It's easy to make jokes about government inefficiency. Actually, it's kind of hard not to. But that doesn't mean these institutions aren't trying to improve. In fact, government agencies are often relatively eager to embrace new technologies and strategies that can help improve their performance.
Case in point: unified communications for federal workers. As FedTech Magazine recently highlighted, agencies such as the Securities and Exchange Commission now leverage UC tools in order to enable their employees to work remotely, and therefore more effectively.
UC for SEC
The news source reported that SEC personnel now leverage UC in order to conduct video conferences and share documents, which is critical for enabling off-site workers to contribute to their teams.
"We have expanded telework, and for many people who work remotely, these tools are very effective," said Pamela Dyson, deputy CIO and deputy director of the SEC's Office of Information Technology, FedTech Magazine reported.
Beyond using UC among workers in and around Washington, D.C., the SEC also leverages UC tools to conduct training courses for employees among the agency's 11 regional offices, Dyson told the news source.
This is not a particularly recent innovation, either. FedTech Magazine pointed out the SEC began to move in this direction back in 2004, at which time the agency adopted a VoIP system.
A Growing Trend
The SEC may be somewhat ahead of the curve when it comes to UC in the federal government, but they aren't likely to remain there for long. Speaking to the news source, Bob Laliberte, senior analyst for the Enterprise Strategy Group, asserted that UC awareness is spreading among federal agency leaders. As this happens, more federal groups will undoubtedly move to take advantage of the technology.

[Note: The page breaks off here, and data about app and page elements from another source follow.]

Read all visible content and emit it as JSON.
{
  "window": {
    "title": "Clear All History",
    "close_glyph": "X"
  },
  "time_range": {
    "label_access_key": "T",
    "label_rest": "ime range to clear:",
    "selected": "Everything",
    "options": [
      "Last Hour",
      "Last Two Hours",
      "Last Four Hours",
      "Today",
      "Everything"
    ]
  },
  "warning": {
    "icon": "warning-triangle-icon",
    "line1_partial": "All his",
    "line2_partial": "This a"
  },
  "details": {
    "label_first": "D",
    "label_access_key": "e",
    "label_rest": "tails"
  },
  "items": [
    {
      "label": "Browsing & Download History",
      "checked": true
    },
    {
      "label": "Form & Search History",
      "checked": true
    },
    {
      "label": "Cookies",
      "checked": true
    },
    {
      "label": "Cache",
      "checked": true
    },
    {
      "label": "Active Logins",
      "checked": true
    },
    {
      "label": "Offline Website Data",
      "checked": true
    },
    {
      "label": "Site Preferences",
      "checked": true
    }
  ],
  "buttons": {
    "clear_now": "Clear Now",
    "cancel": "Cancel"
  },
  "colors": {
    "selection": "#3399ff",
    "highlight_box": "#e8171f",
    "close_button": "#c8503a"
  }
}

In particular, Laliberte emphasized UC's value for federal agencies as a means of reducing or eliminating in-person meetings.
"Now, people can meet online, actually show their colleagues the data and information they are talking about, and get people to make decisions as opposed to waiting for a set time to meet at a physical destination," he said, according to the source.
One serious, yet easily overlooked, reason for federal agencies to hop on the UC bandwagon is to improve cybersecurity. How? By helping these groups recruit cybersecurity professionals.
The lack of cybersecurity pros is a major problem for the federal government. The private sector can offer these experts better compensation and more freedom to innovate, making it tough for agencies to recruit and hold on to the cybersecurity staff they need to keep their data safe.
As GCN contributor William Jackson pointed out, allowing federal employees to work remotely could go a long way toward solving this problem. Employees, and particularly young personnel, are big fans of remote work - they see it as a serious job perk. Federal agencies that allow telecommuting are a lot more appealing to cybersecurity pros than organizations that don't. By embracing UC, remote work for these personnel becomes simple, easy, and safe.